• [WORK ORDER] Report the count of lines with "label" in the data below, and no other words.

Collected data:

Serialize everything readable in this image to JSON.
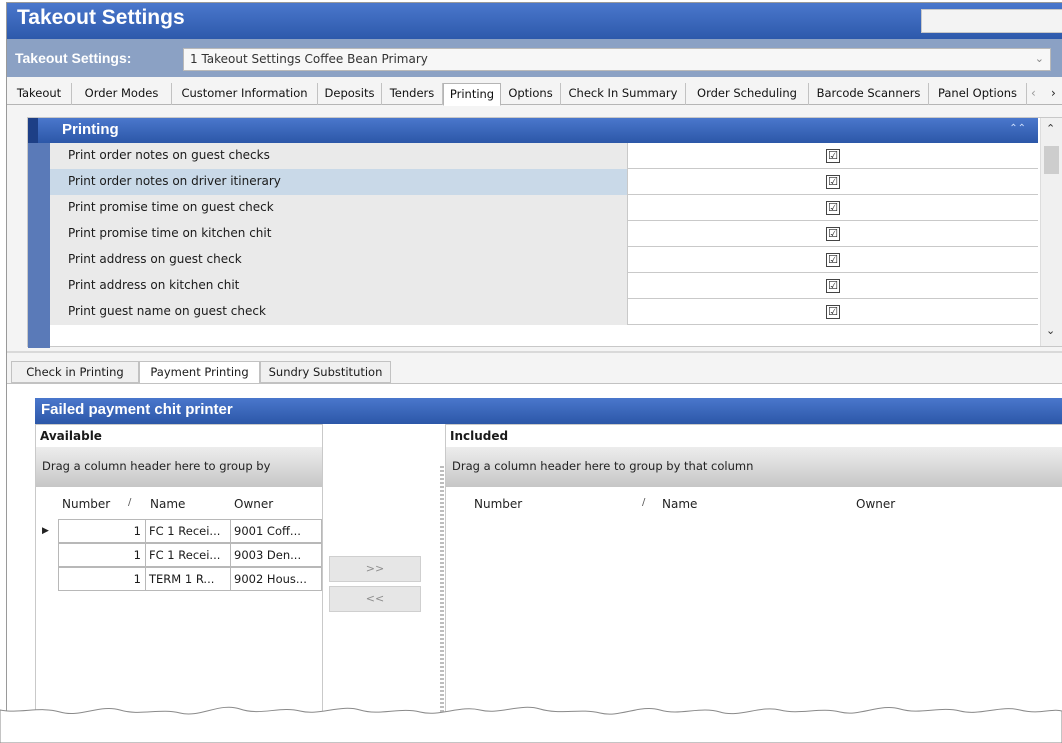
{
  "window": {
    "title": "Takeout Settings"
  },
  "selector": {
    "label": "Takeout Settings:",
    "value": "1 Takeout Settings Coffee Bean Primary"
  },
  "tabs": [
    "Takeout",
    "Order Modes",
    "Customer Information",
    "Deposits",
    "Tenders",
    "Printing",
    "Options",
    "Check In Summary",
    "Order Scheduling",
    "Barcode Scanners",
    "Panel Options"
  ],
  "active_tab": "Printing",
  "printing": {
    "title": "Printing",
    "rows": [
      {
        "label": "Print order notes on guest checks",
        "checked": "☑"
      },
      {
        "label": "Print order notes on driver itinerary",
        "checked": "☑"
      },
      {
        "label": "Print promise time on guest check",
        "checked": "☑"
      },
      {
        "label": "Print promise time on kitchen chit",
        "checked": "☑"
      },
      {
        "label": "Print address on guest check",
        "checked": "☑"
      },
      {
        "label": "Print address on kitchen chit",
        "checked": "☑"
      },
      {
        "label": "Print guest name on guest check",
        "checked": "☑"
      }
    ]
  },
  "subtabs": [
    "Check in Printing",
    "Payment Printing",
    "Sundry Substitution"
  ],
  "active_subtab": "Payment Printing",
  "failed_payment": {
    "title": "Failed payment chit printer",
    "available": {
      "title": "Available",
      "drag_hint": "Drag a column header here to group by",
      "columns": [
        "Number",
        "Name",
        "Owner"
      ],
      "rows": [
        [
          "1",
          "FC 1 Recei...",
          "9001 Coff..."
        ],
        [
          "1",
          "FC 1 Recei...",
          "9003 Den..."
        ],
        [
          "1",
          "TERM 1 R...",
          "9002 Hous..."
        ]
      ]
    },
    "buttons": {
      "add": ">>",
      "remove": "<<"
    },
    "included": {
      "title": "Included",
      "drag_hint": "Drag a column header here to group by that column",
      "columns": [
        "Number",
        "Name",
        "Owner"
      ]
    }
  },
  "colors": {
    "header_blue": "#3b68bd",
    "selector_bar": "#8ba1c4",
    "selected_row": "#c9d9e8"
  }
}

• [ANSWER AREA] 8